- Task to complete: Only a number is wanted: how many lines in the listing contain the word "right"?

- Listed entries:

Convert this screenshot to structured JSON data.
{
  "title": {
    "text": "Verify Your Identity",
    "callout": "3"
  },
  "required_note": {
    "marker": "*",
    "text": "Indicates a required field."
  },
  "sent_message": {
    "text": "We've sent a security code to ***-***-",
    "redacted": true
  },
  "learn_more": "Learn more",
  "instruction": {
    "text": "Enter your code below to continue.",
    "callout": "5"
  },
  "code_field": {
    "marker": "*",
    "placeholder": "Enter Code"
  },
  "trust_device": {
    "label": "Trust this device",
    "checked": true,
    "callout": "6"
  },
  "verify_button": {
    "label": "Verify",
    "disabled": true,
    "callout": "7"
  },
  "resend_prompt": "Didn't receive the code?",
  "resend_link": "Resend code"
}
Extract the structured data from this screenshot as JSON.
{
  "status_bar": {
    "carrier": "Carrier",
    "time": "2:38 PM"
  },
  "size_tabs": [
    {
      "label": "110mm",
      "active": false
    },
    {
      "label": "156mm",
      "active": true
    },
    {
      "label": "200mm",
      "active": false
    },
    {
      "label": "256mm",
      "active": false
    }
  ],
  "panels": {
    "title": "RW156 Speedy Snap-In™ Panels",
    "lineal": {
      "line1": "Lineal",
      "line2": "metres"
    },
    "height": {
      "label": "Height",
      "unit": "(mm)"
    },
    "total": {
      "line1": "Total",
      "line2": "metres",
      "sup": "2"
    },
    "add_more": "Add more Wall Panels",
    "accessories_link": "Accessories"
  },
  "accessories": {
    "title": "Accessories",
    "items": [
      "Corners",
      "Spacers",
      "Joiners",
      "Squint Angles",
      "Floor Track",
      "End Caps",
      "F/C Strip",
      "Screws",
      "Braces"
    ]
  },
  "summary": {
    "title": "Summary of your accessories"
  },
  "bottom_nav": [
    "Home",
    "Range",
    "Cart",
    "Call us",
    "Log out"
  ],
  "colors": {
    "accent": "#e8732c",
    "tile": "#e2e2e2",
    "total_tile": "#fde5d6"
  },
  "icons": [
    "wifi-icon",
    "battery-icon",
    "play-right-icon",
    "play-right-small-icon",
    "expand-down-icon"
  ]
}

- Reply: 2